The play is set in 1952 in the church of a prison where it has been arranged that the jailed Simon Doucet will make confession to his old friend Bishop Bilodeau The play’s English translation by Linda Gaboriau was published in 1991.
This reading will feature members of the cast from the Jessie Award winning joint production of Touchstone, Arts Club and Pi Theatres, including Allan Morgan.
Swollen Tongues by Kathleen Oliver
June 8, 2020 @ 7:30 pm Plaskett Gallery
Written entirely in rhyming couplets, Swollen Tongues is a contemporary take on Restoration comedy – with a twist!

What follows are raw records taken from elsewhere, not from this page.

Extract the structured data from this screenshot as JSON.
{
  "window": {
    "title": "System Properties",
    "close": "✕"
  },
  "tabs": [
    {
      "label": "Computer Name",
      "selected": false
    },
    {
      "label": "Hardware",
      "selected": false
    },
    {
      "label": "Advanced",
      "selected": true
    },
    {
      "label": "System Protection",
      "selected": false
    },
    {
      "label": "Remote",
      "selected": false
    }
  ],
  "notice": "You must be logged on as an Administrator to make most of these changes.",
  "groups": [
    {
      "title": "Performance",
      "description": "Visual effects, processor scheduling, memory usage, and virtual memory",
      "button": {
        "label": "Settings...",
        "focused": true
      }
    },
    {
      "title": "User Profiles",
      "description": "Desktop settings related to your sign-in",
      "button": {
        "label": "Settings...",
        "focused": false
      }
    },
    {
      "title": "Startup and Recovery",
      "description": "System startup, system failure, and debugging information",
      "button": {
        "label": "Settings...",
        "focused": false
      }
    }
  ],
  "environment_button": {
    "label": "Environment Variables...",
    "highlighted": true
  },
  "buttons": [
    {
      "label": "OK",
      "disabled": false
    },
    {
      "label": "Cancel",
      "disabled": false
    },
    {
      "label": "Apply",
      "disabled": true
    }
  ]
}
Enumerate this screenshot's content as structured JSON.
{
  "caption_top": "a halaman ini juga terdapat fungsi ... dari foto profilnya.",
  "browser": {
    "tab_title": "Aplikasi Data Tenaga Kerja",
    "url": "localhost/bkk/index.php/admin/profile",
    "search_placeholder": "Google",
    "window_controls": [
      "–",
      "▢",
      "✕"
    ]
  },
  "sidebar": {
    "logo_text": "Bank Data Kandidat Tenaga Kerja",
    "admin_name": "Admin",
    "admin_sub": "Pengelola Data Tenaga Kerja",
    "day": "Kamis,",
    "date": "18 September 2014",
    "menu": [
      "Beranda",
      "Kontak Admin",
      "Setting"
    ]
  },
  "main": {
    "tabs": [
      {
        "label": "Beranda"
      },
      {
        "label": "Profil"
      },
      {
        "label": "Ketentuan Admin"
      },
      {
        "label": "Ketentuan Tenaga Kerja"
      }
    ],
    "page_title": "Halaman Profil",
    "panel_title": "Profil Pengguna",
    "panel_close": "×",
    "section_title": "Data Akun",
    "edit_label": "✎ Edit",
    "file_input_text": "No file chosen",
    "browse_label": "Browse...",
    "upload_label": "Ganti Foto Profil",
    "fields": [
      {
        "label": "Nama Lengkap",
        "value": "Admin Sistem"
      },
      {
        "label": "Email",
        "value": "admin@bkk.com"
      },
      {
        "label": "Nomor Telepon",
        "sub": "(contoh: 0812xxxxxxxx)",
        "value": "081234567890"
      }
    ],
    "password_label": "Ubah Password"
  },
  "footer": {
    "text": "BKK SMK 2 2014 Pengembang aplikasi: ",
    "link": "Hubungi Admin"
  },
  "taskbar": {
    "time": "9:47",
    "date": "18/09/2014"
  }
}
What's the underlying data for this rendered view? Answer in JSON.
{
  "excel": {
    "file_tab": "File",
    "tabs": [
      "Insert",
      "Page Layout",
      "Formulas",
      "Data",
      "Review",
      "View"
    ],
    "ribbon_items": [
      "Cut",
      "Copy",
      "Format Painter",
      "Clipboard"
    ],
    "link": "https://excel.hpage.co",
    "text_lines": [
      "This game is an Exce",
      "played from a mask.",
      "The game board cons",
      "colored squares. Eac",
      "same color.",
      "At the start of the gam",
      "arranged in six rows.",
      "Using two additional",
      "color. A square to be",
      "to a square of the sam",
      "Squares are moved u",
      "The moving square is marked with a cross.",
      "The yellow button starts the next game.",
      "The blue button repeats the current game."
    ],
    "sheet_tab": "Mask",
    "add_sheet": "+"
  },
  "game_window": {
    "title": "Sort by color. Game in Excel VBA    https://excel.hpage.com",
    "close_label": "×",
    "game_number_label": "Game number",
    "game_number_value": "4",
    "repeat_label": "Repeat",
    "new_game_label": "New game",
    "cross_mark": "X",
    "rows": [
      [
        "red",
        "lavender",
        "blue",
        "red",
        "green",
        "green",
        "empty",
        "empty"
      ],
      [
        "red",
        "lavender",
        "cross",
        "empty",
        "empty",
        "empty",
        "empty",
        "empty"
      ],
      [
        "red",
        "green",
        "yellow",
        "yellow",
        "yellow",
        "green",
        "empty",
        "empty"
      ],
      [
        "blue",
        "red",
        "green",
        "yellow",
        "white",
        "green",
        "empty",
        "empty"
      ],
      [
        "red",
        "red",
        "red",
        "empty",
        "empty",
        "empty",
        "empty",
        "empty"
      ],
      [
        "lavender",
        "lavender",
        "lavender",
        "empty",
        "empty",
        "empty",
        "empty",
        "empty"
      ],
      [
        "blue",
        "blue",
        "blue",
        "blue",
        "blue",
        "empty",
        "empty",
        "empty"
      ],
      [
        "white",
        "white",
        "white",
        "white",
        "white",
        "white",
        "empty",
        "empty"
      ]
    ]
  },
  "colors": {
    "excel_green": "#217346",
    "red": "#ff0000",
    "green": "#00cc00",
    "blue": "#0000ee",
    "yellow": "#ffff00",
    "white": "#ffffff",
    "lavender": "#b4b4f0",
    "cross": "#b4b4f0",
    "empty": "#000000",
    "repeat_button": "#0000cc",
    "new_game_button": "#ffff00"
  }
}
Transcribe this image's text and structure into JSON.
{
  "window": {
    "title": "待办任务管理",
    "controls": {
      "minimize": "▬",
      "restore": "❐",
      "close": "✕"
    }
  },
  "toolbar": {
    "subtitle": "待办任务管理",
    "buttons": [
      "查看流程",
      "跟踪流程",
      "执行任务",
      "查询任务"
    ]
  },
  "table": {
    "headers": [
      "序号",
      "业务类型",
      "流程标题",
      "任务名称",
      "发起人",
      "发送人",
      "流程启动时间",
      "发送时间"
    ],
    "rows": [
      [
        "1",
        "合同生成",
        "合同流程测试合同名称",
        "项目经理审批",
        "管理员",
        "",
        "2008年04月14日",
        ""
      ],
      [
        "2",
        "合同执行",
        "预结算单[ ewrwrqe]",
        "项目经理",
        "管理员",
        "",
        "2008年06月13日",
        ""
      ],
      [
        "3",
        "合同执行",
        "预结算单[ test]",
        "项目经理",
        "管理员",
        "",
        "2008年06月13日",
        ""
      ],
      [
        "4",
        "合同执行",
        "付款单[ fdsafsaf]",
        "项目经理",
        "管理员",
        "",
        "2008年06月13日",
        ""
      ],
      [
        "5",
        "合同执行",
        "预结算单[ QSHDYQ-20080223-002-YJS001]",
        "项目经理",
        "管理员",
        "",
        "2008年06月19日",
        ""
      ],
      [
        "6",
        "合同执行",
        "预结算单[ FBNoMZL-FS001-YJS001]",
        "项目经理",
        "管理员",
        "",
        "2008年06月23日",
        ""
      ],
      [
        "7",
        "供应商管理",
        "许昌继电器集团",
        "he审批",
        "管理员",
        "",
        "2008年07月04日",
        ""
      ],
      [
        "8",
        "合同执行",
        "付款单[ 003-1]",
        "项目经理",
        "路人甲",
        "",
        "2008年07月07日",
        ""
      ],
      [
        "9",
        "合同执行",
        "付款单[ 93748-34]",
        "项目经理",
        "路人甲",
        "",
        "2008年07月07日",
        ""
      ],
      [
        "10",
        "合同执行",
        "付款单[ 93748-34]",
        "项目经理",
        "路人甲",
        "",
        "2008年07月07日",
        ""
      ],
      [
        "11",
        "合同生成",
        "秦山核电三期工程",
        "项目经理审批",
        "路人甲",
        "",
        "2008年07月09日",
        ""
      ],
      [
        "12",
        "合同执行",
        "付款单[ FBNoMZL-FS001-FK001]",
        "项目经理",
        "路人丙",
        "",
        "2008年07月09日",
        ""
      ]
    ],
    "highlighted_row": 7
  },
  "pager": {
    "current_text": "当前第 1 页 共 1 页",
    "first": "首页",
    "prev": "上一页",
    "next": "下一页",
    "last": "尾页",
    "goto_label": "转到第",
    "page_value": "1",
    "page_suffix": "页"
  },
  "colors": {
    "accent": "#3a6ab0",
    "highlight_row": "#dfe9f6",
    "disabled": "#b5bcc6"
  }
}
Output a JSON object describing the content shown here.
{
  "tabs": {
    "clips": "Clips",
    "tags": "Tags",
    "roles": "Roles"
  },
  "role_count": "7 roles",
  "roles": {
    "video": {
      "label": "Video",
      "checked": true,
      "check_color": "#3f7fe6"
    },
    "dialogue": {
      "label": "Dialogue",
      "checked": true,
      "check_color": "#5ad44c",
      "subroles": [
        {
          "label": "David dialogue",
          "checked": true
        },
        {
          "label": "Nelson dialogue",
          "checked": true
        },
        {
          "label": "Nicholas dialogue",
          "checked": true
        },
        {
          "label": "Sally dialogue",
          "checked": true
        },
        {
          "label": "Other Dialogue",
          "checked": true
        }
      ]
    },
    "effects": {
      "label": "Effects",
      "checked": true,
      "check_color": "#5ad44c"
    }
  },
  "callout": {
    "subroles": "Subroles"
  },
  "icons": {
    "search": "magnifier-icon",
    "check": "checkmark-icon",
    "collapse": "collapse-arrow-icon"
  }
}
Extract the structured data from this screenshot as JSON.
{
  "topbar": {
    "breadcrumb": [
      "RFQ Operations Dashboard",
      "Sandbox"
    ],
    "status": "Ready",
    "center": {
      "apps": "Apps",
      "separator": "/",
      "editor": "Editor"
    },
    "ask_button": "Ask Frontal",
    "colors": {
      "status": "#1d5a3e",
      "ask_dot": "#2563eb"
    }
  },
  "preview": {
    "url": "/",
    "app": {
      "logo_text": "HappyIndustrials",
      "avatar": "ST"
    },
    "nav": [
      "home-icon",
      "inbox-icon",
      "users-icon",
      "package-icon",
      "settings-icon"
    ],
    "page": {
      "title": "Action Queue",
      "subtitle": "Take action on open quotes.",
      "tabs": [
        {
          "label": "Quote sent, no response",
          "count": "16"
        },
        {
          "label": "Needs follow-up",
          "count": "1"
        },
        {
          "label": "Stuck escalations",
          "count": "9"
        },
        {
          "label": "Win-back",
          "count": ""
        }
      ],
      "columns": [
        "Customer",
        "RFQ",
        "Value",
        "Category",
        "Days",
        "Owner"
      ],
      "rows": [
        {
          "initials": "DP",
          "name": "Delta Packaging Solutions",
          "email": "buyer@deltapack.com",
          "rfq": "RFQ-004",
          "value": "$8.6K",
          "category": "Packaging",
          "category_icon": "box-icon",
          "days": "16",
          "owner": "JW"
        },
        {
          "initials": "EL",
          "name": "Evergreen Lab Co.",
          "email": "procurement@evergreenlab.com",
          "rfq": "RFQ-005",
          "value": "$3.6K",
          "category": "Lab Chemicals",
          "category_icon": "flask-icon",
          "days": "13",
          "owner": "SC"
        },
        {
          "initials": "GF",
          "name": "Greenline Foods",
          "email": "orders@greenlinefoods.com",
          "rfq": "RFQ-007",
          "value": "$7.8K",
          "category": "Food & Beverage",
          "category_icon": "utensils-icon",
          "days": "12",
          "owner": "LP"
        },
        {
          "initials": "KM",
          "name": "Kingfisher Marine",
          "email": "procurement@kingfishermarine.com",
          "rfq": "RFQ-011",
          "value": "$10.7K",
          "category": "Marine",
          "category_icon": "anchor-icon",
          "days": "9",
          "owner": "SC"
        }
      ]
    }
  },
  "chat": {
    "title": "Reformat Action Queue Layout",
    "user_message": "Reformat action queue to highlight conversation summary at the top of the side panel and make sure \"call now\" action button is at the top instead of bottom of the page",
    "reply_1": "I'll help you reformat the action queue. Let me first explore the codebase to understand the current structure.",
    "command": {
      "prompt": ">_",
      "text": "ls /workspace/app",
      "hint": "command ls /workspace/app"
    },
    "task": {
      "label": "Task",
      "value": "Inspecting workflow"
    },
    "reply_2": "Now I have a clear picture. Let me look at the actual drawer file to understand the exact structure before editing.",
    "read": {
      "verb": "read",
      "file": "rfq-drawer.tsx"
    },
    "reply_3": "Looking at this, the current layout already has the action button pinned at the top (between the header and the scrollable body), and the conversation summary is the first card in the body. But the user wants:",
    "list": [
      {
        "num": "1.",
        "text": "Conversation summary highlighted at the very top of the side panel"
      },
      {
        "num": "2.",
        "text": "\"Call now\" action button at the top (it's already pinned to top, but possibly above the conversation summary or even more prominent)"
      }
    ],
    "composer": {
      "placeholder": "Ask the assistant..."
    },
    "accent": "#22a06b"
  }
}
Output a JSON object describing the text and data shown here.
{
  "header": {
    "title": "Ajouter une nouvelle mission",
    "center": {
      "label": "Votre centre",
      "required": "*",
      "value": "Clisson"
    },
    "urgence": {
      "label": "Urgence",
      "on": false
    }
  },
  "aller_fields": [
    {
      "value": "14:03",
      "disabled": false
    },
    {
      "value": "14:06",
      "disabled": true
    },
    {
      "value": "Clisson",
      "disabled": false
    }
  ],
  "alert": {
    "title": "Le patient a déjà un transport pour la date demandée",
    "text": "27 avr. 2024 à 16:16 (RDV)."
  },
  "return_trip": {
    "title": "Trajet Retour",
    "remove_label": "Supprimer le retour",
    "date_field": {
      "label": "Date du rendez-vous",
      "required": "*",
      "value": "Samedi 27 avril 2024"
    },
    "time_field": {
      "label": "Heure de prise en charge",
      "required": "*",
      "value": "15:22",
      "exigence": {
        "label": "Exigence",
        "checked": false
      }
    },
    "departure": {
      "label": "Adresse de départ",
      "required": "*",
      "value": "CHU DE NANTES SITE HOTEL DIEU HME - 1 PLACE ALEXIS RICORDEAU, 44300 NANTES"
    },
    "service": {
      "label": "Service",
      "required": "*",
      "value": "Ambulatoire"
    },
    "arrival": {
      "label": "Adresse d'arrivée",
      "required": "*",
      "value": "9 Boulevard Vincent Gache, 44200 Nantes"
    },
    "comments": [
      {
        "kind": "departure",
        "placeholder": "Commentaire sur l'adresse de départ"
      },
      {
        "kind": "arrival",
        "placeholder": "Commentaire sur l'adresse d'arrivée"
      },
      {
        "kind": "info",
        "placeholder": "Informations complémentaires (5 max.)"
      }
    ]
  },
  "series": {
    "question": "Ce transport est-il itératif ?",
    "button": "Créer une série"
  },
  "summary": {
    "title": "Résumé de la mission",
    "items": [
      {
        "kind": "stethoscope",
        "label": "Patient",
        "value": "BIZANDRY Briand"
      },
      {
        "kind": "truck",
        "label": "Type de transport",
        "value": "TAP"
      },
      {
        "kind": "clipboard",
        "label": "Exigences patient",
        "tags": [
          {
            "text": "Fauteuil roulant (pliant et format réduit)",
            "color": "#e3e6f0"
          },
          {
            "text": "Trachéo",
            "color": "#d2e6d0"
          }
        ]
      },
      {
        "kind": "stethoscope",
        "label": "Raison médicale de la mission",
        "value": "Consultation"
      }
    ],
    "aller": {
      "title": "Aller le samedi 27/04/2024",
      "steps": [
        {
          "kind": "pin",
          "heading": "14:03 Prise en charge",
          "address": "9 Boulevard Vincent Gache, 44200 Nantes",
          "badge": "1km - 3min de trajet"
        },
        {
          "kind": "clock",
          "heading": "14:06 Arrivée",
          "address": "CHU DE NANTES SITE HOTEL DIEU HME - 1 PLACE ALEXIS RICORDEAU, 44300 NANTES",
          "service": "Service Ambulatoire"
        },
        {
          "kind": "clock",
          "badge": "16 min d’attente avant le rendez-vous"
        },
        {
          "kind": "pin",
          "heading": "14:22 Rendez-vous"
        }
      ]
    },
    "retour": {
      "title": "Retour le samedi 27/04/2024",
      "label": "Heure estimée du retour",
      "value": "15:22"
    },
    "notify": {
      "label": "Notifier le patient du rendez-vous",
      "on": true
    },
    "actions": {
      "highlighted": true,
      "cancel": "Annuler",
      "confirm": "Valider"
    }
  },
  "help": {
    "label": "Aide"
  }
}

Thomas and his sister, Catherine, are both instructed in the powers of poetry by Dr. Wise. While Thomas is more prolific than skilled in his praise of his beloved Sonja, Catherine is strangely mute. The problem? Catherine is in love with Sonja too, and has taken the liberty of effectively improving her brother’s verses and giving them to Sonja under an assumed name, Overripe. When Thomas discovers that he has been plagiarized, Dr. Wise suggests a challenge of poetic skill. The ensuing flurry of disguises, tricks, and revelations includes a visit to Sapphic hideaway, closer to home than anyone might have imagined. Here, the characters discover that no one is without secrets, and that poetry can unlock the door to love in unexpected ways.
Massey Theatre is a safe space for LBGT2+ people and allies where we promote the notions of love, mutual consent, empathy and understanding. Homophobia, transphobia, sexism, any type of bigotry or violent conduct will not be tolerated. Don’t hesitate to approach us if anything should alert your concern.Read More →
The arts bring community together. Through shared experiences, stories and space. This season, we’re introducting ‘Under the Rainbow’, a series of community events, programs, shows and more celebrating expression, identity, and connection, with a particular focus on LGBTQ2+ stories and artists.
A featured component of this programming is the participation of our artist in residence Allan Morgan.
Massey Theatre is proud to welcome veteran Canadian actor, and more recently playwright Allan Morgan as our 2019-2020 Artist-in-Residence. As part of our Under the Rainbow series, Allan will be developing and leading a number of events and programs, including a run of his solo play “Pride: for the young gay, the un-gay, and the jaded queen in all of us,” a storytelling program for gay seniors, a play reading series, and more. Allan will also be writing a blog for the Massey website about his residency, and will be present at the Theatre throughout the year to work on new projects and get the community excited about arts and Pride.
Here’s a teaser of some of the programming coming Under the Rainbow
September 20th -September 22nd
Pride-For the young gay, the un-gay and the jaded queen in all of us- writtten and performed by Allan Morgan on the Massey Theatre stage
September 28th to November 30th
Let me Tell you a Story Nobody Ever Told to Me- Gay Seniors project in the Plaskett Gallery
Priscilla, Queen of the Desert the Movie: Drag Queen Singalong in the Massey Theatre
The Flame NW the LGBTQ2+ edition- Plaskett Gallery
Colette-Last Monday at the Movies with the Arts Council of New Westminster in the Massey Theatre
November 1st to 30th
Love Out Love Exhibition in the Plaskett Gallery
Gay Seniors Project Sharing & Celebration in the Massey Theatre
Fire Song- Award winning contemporary film from indigenous film maker Adam Garnet Jones in the Massey Theatre
Play Reading in the Massey Theatre
The Wiard of Oz the Movie: Drag Queen Singalong in the Massey Theatre
Rainbow Families Family Day Gathering-activities and performances in Massey Theatre and Plaskett Gallery
Rafiki-Last Monday at the Movies with the Arts Council of New Westminster in the Massey Theatre
March 13th and 14th
New Performance showcase in the Massey Theatre
Dance Party in the Massey Theatre
Play Reading in the Massey Theatre
May 1st and 2nd
Hot Brown Honey in the Massey Theatre
Play Reading in the Massey Theatre
Want to be kept up to date on Under the Rainbow and other programming? Email us and we’ll keep you in the know.Read More →